“I came up in the world with a pain in my back,
And I never could run with the wolves in the pack.”
There is something, I guess, quite voyeuristic in a way about enjoying hearing really personal lyrics. I’ve always been fascinated with the way Morrissey manages to make ugly feelings seem comforting or the way Shirley Manson managed to drag me through my teenage years kicking and screaming with her words of encouragement. Patti Smith taught me how to be tough. Lou Reed showed me how to find some comfort in who/what I am. Bob Dylan freed my mind. The Jesus And Mary Chain and Nick Cave defined love in ways no one else really ever has. There’s still this amount of honesty floating around in music. Finding it is tougher than it used to me. With those I mentioned it was always there. Nowadays it is quite hit and miss, but there are of course, exceptions. There’s one guy that’s been on my mind for quite some time now. I had to listen for a while to want to write something of worth. Whether or not it is, well..that’s up to whoever reads it. Numbers don’t mean much. That’s why I write as if I’m the only one reading.
Last week Ezra Furman’s new record came out, Day Of The Dog. It’s the definition of pure Rock & Roll. Some songs have a real 50s vibe to it (The Mall, a Paul Baribeau cover) yet others have a real ferocious feel to them (Tell ‘Em All To Go To Hell.) He portrays love, loss and everything that is involved in these two feelings in such a beautiful way. The Mall, even though it isn’t Ezra’s song, is one of the most heartbreaking and honest songs I’ve heard in a long time. You can really pick up the sadness here, and the sadness is so pure. “I am broken, wide open. Bleeding everywhere.” Sounds like it should be in a Hawthorne Heights song, right? Ezra sings it in a desperate way that makes you listen and really feel it. If anyone else did it, you’d probably tell them to fuck off. He’s got that loveable quality that is in someone who I really admire, Adam Green. He’s not afraid to be brutally honest. He doesn’t need to create pretentious prose in order for you to listen and to connect. Both are just brilliant musicians and lyricists.
As I listen to Day Of The Dog, it makes me glad that I stumble upon most music by accident. If I’ve not been emailed a band/demo, I usually find something by accident. Sometimes accidents are a good thing. Ezra plays with a glorious fury, and I think it is really clear on the song And Maybe God Is A Train. He’s got a Punk style to his words and music; he unleashes the frustrations of daily life out in a way that I wish I could. Pissed off at the government, lack of opportunities, the way people are shit to each other, the dullness of modern life- he just sums it all up in a way that may seem plain, but it hits you hard. You don’t need to sugarcoat situations at all, a great songwriter knows that. I think Ezra knows that. Slacker/Adria is one of the best songs I’ve heard this year, from a brutally honest kind of way. I think it is fair to say that this is probably Day Of The Dog could be the best thing Ezra has done so far.

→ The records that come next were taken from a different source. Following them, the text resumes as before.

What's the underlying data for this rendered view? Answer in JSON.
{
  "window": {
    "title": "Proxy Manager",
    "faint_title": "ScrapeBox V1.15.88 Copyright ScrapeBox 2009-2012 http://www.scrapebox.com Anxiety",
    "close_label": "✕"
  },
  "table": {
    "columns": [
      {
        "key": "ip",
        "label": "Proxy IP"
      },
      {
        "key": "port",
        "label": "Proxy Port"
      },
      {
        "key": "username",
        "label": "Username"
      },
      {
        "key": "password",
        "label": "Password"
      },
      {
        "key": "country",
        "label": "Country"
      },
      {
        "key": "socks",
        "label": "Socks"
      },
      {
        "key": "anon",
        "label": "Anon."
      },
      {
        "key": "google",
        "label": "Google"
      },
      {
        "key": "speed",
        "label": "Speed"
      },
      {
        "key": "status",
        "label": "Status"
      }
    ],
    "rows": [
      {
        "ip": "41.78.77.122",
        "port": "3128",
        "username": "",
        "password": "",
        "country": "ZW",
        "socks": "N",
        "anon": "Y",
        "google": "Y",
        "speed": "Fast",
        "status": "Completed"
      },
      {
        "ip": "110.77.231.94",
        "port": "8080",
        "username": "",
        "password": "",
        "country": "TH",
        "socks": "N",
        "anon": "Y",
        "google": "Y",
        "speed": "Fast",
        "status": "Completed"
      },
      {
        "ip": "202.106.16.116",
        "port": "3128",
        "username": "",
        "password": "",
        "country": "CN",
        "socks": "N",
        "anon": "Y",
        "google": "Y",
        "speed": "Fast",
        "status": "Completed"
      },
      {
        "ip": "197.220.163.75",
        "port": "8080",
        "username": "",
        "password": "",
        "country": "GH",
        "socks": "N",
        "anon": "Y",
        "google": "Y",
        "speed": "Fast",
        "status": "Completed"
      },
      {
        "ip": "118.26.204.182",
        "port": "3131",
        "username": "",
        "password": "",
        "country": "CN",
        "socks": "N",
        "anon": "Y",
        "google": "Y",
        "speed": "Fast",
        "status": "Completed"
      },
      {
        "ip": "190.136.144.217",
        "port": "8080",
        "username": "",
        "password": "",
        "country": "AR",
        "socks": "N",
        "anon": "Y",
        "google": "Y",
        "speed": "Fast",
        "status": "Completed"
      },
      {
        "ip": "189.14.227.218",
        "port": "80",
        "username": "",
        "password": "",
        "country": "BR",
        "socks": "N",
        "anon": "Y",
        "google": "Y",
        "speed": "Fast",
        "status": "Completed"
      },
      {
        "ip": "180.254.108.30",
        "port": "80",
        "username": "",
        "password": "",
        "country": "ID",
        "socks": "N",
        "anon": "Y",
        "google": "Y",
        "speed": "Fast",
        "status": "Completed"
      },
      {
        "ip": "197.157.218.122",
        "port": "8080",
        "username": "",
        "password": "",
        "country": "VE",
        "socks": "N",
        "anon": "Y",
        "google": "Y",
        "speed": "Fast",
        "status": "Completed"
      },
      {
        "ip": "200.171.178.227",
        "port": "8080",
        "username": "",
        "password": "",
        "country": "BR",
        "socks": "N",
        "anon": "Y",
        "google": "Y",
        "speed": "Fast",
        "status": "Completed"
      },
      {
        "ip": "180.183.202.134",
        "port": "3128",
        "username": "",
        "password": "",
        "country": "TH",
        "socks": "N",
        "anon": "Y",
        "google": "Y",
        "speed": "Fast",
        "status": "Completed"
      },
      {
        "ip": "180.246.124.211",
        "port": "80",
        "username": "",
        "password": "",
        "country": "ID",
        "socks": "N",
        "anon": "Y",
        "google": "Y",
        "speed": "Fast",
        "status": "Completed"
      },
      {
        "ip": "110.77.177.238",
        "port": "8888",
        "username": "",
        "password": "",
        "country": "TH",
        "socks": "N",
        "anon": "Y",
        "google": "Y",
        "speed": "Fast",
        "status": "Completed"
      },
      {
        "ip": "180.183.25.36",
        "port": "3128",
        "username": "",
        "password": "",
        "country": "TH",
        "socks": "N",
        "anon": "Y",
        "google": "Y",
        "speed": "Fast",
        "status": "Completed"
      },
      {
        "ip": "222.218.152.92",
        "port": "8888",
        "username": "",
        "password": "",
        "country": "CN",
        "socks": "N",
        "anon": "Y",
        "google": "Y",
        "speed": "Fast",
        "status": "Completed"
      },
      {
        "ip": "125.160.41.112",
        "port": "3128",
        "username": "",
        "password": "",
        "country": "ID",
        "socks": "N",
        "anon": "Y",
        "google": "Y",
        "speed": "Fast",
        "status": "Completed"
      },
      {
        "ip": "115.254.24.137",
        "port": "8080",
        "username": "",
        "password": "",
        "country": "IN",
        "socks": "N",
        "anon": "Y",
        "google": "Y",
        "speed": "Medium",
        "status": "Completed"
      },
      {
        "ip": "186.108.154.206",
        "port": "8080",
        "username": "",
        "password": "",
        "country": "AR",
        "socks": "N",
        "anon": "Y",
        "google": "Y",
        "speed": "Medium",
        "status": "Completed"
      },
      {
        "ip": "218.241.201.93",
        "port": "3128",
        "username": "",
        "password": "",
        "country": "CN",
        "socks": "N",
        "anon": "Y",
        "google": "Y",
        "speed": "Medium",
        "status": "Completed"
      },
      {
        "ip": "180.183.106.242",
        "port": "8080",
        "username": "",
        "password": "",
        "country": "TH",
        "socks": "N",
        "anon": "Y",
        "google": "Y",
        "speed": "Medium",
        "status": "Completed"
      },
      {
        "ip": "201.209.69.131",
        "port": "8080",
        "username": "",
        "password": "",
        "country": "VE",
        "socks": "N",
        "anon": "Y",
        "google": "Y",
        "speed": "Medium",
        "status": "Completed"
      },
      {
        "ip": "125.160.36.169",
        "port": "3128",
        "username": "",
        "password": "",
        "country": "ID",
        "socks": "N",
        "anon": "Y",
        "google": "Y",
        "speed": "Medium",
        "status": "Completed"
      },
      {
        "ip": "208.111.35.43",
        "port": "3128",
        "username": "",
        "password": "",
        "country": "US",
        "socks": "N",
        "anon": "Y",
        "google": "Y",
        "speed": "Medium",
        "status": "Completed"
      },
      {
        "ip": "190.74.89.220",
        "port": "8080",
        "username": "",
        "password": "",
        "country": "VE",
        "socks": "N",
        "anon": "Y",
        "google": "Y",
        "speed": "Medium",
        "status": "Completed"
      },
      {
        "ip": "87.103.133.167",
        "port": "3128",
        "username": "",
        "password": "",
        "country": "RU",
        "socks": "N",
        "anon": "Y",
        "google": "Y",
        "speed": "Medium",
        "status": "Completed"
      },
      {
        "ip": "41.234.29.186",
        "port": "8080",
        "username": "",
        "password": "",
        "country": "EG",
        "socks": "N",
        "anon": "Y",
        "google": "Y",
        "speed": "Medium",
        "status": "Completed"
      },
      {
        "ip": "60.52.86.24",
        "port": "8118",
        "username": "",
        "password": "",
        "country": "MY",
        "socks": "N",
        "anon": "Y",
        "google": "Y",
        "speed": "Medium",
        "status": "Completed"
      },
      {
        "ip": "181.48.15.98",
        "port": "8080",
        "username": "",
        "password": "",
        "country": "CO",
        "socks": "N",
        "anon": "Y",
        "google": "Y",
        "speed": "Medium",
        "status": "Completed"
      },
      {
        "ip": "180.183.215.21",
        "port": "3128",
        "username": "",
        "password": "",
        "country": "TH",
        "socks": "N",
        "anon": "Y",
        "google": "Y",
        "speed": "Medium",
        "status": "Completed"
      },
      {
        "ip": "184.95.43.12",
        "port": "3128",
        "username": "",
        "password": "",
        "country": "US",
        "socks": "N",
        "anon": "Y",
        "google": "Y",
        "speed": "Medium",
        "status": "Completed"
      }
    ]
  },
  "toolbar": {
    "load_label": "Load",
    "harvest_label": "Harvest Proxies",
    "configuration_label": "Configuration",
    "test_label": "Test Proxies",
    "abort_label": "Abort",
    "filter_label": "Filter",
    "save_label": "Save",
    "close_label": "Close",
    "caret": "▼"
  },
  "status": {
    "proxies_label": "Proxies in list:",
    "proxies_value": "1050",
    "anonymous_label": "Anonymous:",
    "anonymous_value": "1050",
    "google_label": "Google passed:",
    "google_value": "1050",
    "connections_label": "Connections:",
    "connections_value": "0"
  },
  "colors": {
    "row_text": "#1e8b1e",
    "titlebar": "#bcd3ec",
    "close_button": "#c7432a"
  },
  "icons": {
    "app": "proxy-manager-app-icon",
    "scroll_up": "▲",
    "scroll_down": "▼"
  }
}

Ezra is the kind of singer/songwriter those who want to make music should be listening to. He’s got the heart of Punk kid and the soul of a 50s Rock & Roll fanatic. The purity in his music is just magnificent. I’ve not really read any reviews about his music because for the most part, I dislike Music Journalists. The ones who just set up a blog or whatever and slag bands off- piss off. I studied Music Journalism at Uni, and I guess the degree I have serves no purpose, but people like Ezra are the reason as to why I don’t just love music; I need to have music playing. I need to find the next new band/singer that’s going to blow my mind or find an old band that make me realise yet again I was born at the wrong time. I should have been born in ’66 not ’86. I believe if you’re going to write about someone’s music, you should be passionate about it. If you don’t like it, don’t listen to it. Don’t write vicious words just to seem cool. Share the bands you love, and do it with love. If a band or singer are going to put their all into their music; you, as a writer of music, should put your all into writing about them.
That’s why I respect and admire Ezra. He puts his all into his music and time and time again creates something beautiful. His voice, his music and his words are just perfect and unlike anything else around. Maybe Ezra is a hopeless romantic like the rest of us, but he words it all in a way that makes the pains of everyday life less daunting to carry around. I think Metric summed it up best on their song Front Row, “He’s not perfect, he’s my hero.”